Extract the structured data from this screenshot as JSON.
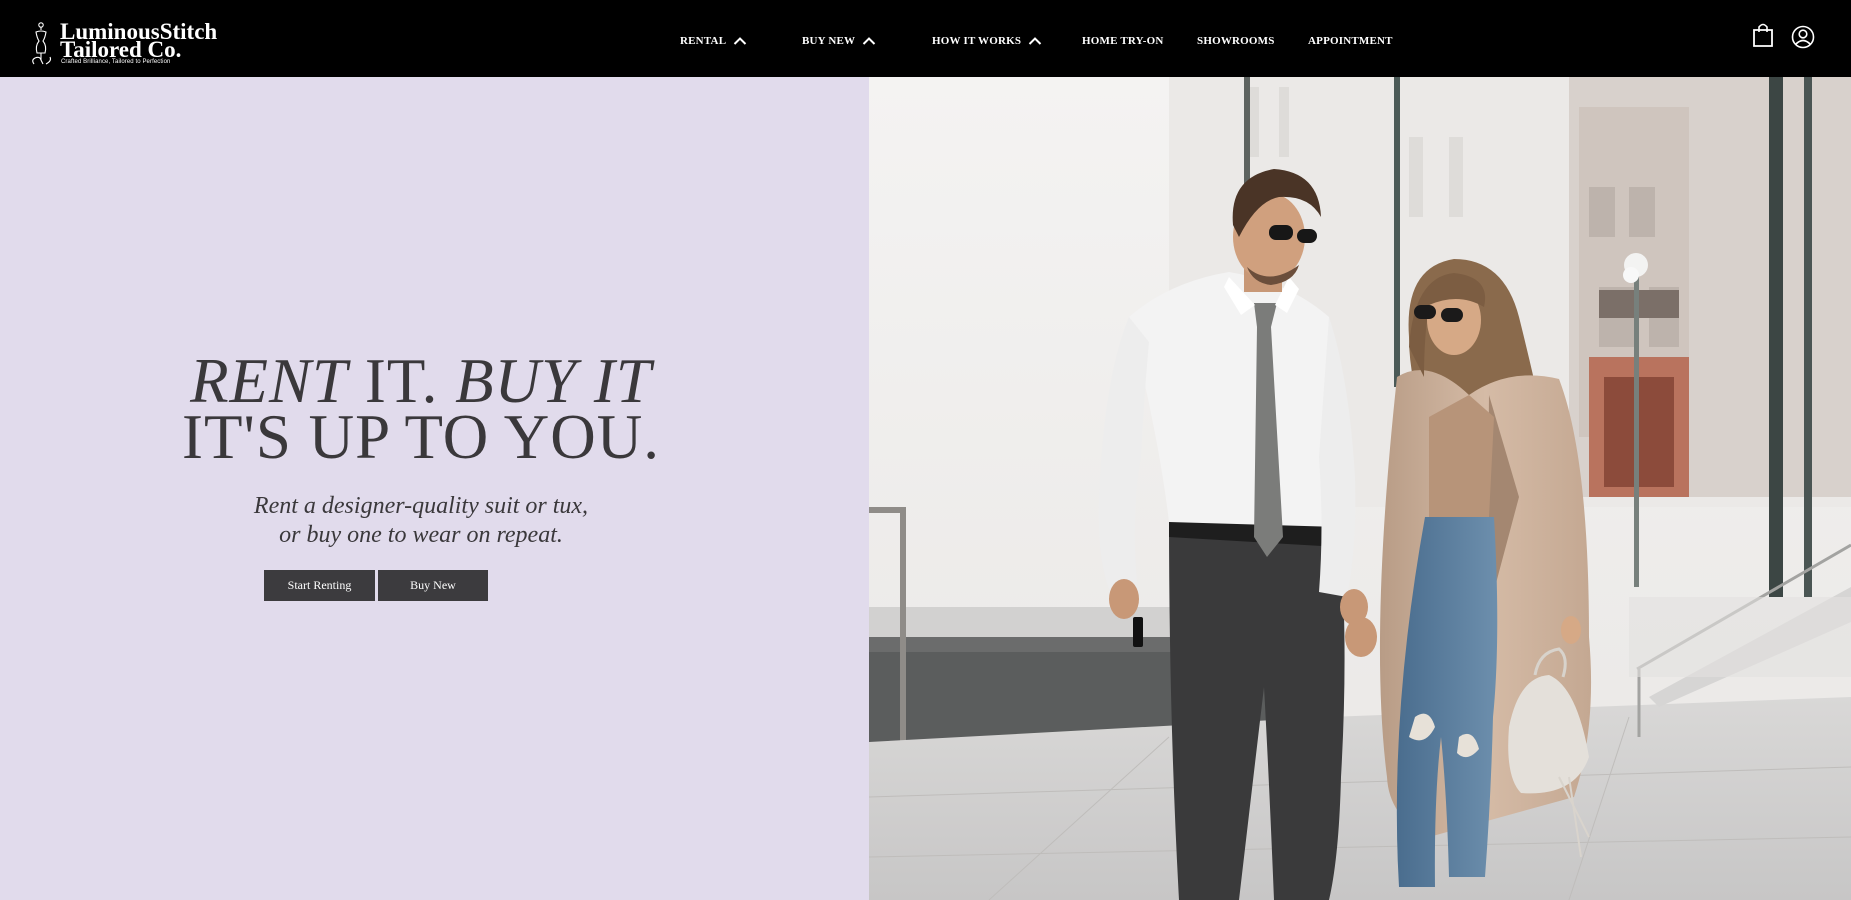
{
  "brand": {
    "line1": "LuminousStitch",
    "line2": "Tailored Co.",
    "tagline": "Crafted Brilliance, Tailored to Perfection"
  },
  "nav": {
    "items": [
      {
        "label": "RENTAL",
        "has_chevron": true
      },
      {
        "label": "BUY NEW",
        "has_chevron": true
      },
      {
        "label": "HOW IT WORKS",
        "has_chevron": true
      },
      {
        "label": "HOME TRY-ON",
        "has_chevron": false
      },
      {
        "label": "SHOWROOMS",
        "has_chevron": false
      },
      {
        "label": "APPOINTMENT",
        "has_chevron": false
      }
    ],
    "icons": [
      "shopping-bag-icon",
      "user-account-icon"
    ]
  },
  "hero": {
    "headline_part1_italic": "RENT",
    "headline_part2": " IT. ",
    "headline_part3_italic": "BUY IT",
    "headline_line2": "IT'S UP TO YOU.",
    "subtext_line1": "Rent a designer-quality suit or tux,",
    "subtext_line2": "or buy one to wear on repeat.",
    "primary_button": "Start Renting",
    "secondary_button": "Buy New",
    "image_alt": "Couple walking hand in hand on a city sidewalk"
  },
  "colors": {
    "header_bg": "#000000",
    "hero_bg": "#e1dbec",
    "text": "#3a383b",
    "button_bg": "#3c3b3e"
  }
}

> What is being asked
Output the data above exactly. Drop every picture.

> Result for this exercise
Extract the structured data from this screenshot as JSON.
{
  "brand": {
    "line1": "LuminousStitch",
    "line2": "Tailored Co.",
    "tagline": "Crafted Brilliance, Tailored to Perfection"
  },
  "nav": {
    "items": [
      {
        "label": "RENTAL",
        "has_chevron": true
      },
      {
        "label": "BUY NEW",
        "has_chevron": true
      },
      {
        "label": "HOW IT WORKS",
        "has_chevron": true
      },
      {
        "label": "HOME TRY-ON",
        "has_chevron": false
      },
      {
        "label": "SHOWROOMS",
        "has_chevron": false
      },
      {
        "label": "APPOINTMENT",
        "has_chevron": false
      }
    ],
    "icons": [
      "shopping-bag-icon",
      "user-account-icon"
    ]
  },
  "hero": {
    "headline_part1_italic": "RENT",
    "headline_part2": " IT. ",
    "headline_part3_italic": "BUY IT",
    "headline_line2": "IT'S UP TO YOU.",
    "subtext_line1": "Rent a designer-quality suit or tux,",
    "subtext_line2": "or buy one to wear on repeat.",
    "primary_button": "Start Renting",
    "secondary_button": "Buy New",
    "image_alt": "Couple walking hand in hand on a city sidewalk"
  },
  "colors": {
    "header_bg": "#000000",
    "hero_bg": "#e1dbec",
    "text": "#3a383b",
    "button_bg": "#3c3b3e"
  }
}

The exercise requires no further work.